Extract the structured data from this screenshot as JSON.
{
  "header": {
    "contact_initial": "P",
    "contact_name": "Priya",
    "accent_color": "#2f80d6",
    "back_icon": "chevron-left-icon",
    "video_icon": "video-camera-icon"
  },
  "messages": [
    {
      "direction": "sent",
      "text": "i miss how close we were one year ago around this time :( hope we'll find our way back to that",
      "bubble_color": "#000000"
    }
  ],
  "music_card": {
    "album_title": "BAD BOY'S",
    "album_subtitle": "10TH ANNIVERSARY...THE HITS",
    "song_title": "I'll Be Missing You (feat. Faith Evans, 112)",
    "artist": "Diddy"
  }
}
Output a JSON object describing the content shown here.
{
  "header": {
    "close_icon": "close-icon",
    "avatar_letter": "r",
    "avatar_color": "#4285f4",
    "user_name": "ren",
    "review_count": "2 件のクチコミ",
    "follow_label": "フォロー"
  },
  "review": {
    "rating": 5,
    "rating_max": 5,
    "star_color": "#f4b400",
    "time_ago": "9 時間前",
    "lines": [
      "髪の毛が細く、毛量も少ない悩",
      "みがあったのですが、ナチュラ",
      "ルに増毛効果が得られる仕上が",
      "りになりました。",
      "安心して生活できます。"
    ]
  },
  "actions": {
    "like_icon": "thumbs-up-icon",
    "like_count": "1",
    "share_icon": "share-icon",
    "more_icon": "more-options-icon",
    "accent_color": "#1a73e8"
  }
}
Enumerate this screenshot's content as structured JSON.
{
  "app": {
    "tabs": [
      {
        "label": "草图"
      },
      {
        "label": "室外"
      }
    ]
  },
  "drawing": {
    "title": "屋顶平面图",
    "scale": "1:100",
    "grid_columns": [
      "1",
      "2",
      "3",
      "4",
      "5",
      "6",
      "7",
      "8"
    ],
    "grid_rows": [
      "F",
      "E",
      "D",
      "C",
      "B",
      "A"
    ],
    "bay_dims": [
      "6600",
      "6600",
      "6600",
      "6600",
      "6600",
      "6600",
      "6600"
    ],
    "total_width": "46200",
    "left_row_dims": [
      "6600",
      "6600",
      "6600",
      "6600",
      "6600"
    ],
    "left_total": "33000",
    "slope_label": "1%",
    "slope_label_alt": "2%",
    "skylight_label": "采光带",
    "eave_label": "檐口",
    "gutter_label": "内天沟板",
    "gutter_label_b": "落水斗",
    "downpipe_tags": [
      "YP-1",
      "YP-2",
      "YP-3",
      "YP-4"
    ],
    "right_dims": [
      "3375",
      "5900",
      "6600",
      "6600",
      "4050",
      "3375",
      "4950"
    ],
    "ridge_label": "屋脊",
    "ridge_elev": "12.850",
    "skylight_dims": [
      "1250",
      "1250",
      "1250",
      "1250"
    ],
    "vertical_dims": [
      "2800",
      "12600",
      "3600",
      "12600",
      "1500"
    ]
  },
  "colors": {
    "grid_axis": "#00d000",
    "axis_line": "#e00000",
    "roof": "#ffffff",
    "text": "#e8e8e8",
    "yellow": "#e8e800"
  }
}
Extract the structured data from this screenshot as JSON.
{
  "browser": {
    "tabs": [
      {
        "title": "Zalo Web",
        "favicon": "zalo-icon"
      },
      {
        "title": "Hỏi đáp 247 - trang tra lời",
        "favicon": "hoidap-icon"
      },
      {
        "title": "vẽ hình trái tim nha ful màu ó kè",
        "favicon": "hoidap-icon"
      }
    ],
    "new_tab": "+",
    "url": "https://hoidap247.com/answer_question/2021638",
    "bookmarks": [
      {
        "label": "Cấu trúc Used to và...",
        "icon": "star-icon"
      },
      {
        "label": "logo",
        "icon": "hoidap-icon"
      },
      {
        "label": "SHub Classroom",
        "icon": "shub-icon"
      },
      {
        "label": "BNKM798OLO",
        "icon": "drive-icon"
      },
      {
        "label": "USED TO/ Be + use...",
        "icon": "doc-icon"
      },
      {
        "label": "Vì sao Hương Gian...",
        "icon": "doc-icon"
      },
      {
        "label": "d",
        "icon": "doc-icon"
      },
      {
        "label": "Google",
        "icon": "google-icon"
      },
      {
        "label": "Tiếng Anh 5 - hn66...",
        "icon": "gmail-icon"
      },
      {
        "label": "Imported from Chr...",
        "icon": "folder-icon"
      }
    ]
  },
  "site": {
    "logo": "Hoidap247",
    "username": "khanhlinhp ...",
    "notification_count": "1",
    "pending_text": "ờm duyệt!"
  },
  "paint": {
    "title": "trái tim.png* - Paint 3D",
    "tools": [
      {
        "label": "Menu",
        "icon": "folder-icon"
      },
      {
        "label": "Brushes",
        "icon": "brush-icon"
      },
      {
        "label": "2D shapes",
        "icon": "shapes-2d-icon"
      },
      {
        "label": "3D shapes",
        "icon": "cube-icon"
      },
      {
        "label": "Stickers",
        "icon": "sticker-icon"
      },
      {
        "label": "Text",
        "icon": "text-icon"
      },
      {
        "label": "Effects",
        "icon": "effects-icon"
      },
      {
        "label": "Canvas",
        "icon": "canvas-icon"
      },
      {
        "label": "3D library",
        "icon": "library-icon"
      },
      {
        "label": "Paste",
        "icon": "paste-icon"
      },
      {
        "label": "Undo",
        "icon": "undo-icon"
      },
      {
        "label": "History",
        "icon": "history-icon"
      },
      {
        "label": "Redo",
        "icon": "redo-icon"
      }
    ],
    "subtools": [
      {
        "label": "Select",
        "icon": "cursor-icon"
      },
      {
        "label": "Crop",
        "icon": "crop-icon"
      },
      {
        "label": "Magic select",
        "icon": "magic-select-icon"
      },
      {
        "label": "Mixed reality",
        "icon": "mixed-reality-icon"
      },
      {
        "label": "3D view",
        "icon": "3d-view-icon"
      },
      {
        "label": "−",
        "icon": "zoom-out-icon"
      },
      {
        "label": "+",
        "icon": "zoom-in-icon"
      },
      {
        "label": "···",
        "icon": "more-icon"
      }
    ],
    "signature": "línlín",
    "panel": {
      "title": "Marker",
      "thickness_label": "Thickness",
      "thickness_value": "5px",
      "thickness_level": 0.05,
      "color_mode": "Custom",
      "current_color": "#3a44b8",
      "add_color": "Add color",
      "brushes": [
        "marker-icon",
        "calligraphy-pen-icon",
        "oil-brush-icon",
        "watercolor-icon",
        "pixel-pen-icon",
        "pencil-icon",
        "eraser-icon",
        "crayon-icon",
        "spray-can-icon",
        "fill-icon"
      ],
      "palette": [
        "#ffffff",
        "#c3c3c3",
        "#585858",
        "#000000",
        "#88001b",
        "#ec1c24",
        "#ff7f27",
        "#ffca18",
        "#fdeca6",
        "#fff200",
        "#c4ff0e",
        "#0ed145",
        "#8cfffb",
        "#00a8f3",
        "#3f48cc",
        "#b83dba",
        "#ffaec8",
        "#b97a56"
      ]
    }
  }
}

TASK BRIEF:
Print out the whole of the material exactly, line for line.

PROBLEM SOLUTION:
Extract the structured data from this screenshot as JSON.
{
  "header": {
    "contact_initial": "P",
    "contact_name": "Priya",
    "accent_color": "#2f80d6",
    "back_icon": "chevron-left-icon",
    "video_icon": "video-camera-icon"
  },
  "messages": [
    {
      "direction": "sent",
      "text": "i miss how close we were one year ago around this time :( hope we'll find our way back to that",
      "bubble_color": "#000000"
    }
  ],
  "music_card": {
    "album_title": "BAD BOY'S",
    "album_subtitle": "10TH ANNIVERSARY...THE HITS",
    "song_title": "I'll Be Missing You (feat. Faith Evans, 112)",
    "artist": "Diddy"
  }
}
Output a JSON object describing the content shown here.
{
  "header": {
    "close_icon": "close-icon",
    "avatar_letter": "r",
    "avatar_color": "#4285f4",
    "user_name": "ren",
    "review_count": "2 件のクチコミ",
    "follow_label": "フォロー"
  },
  "review": {
    "rating": 5,
    "rating_max": 5,
    "star_color": "#f4b400",
    "time_ago": "9 時間前",
    "lines": [
      "髪の毛が細く、毛量も少ない悩",
      "みがあったのですが、ナチュラ",
      "ルに増毛効果が得られる仕上が",
      "りになりました。",
      "安心して生活できます。"
    ]
  },
  "actions": {
    "like_icon": "thumbs-up-icon",
    "like_count": "1",
    "share_icon": "share-icon",
    "more_icon": "more-options-icon",
    "accent_color": "#1a73e8"
  }
}
Enumerate this screenshot's content as structured JSON.
{
  "app": {
    "tabs": [
      {
        "label": "草图"
      },
      {
        "label": "室外"
      }
    ]
  },
  "drawing": {
    "title": "屋顶平面图",
    "scale": "1:100",
    "grid_columns": [
      "1",
      "2",
      "3",
      "4",
      "5",
      "6",
      "7",
      "8"
    ],
    "grid_rows": [
      "F",
      "E",
      "D",
      "C",
      "B",
      "A"
    ],
    "bay_dims": [
      "6600",
      "6600",
      "6600",
      "6600",
      "6600",
      "6600",
      "6600"
    ],
    "total_width": "46200",
    "left_row_dims": [
      "6600",
      "6600",
      "6600",
      "6600",
      "6600"
    ],
    "left_total": "33000",
    "slope_label": "1%",
    "slope_label_alt": "2%",
    "skylight_label": "采光带",
    "eave_label": "檐口",
    "gutter_label": "内天沟板",
    "gutter_label_b": "落水斗",
    "downpipe_tags": [
      "YP-1",
      "YP-2",
      "YP-3",
      "YP-4"
    ],
    "right_dims": [
      "3375",
      "5900",
      "6600",
      "6600",
      "4050",
      "3375",
      "4950"
    ],
    "ridge_label": "屋脊",
    "ridge_elev": "12.850",
    "skylight_dims": [
      "1250",
      "1250",
      "1250",
      "1250"
    ],
    "vertical_dims": [
      "2800",
      "12600",
      "3600",
      "12600",
      "1500"
    ]
  },
  "colors": {
    "grid_axis": "#00d000",
    "axis_line": "#e00000",
    "roof": "#ffffff",
    "text": "#e8e8e8",
    "yellow": "#e8e800"
  }
}
Extract the structured data from this screenshot as JSON.
{
  "browser": {
    "tabs": [
      {
        "title": "Zalo Web",
        "favicon": "zalo-icon"
      },
      {
        "title": "Hỏi đáp 247 - trang tra lời",
        "favicon": "hoidap-icon"
      },
      {
        "title": "vẽ hình trái tim nha ful màu ó kè",
        "favicon": "hoidap-icon"
      }
    ],
    "new_tab": "+",
    "url": "https://hoidap247.com/answer_question/2021638",
    "bookmarks": [
      {
        "label": "Cấu trúc Used to và...",
        "icon": "star-icon"
      },
      {
        "label": "logo",
        "icon": "hoidap-icon"
      },
      {
        "label": "SHub Classroom",
        "icon": "shub-icon"
      },
      {
        "label": "BNKM798OLO",
        "icon": "drive-icon"
      },
      {
        "label": "USED TO/ Be + use...",
        "icon": "doc-icon"
      },
      {
        "label": "Vì sao Hương Gian...",
        "icon": "doc-icon"
      },
      {
        "label": "d",
        "icon": "doc-icon"
      },
      {
        "label": "Google",
        "icon": "google-icon"
      },
      {
        "label": "Tiếng Anh 5 - hn66...",
        "icon": "gmail-icon"
      },
      {
        "label": "Imported from Chr...",
        "icon": "folder-icon"
      }
    ]
  },
  "site": {
    "logo": "Hoidap247",
    "username": "khanhlinhp ...",
    "notification_count": "1",
    "pending_text": "ờm duyệt!"
  },
  "paint": {
    "title": "trái tim.png* - Paint 3D",
    "tools": [
      {
        "label": "Menu",
        "icon": "folder-icon"
      },
      {
        "label": "Brushes",
        "icon": "brush-icon"
      },
      {
        "label": "2D shapes",
        "icon": "shapes-2d-icon"
      },
      {
        "label": "3D shapes",
        "icon": "cube-icon"
      },
      {
        "label": "Stickers",
        "icon": "sticker-icon"
      },
      {
        "label": "Text",
        "icon": "text-icon"
      },
      {
        "label": "Effects",
        "icon": "effects-icon"
      },
      {
        "label": "Canvas",
        "icon": "canvas-icon"
      },
      {
        "label": "3D library",
        "icon": "library-icon"
      },
      {
        "label": "Paste",
        "icon": "paste-icon"
      },
      {
        "label": "Undo",
        "icon": "undo-icon"
      },
      {
        "label": "History",
        "icon": "history-icon"
      },
      {
        "label": "Redo",
        "icon": "redo-icon"
      }
    ],
    "subtools": [
      {
        "label": "Select",
        "icon": "cursor-icon"
      },
      {
        "label": "Crop",
        "icon": "crop-icon"
      },
      {
        "label": "Magic select",
        "icon": "magic-select-icon"
      },
      {
        "label": "Mixed reality",
        "icon": "mixed-reality-icon"
      },
      {
        "label": "3D view",
        "icon": "3d-view-icon"
      },
      {
        "label": "−",
        "icon": "zoom-out-icon"
      },
      {
        "label": "+",
        "icon": "zoom-in-icon"
      },
      {
        "label": "···",
        "icon": "more-icon"
      }
    ],
    "signature": "línlín",
    "panel": {
      "title": "Marker",
      "thickness_label": "Thickness",
      "thickness_value": "5px",
      "thickness_level": 0.05,
      "color_mode": "Custom",
      "current_color": "#3a44b8",
      "add_color": "Add color",
      "brushes": [
        "marker-icon",
        "calligraphy-pen-icon",
        "oil-brush-icon",
        "watercolor-icon",
        "pixel-pen-icon",
        "pencil-icon",
        "eraser-icon",
        "crayon-icon",
        "spray-can-icon",
        "fill-icon"
      ],
      "palette": [
        "#ffffff",
        "#c3c3c3",
        "#585858",
        "#000000",
        "#88001b",
        "#ec1c24",
        "#ff7f27",
        "#ffca18",
        "#fdeca6",
        "#fff200",
        "#c4ff0e",
        "#0ed145",
        "#8cfffb",
        "#00a8f3",
        "#3f48cc",
        "#b83dba",
        "#ffaec8",
        "#b97a56"
      ]
    }
  }
}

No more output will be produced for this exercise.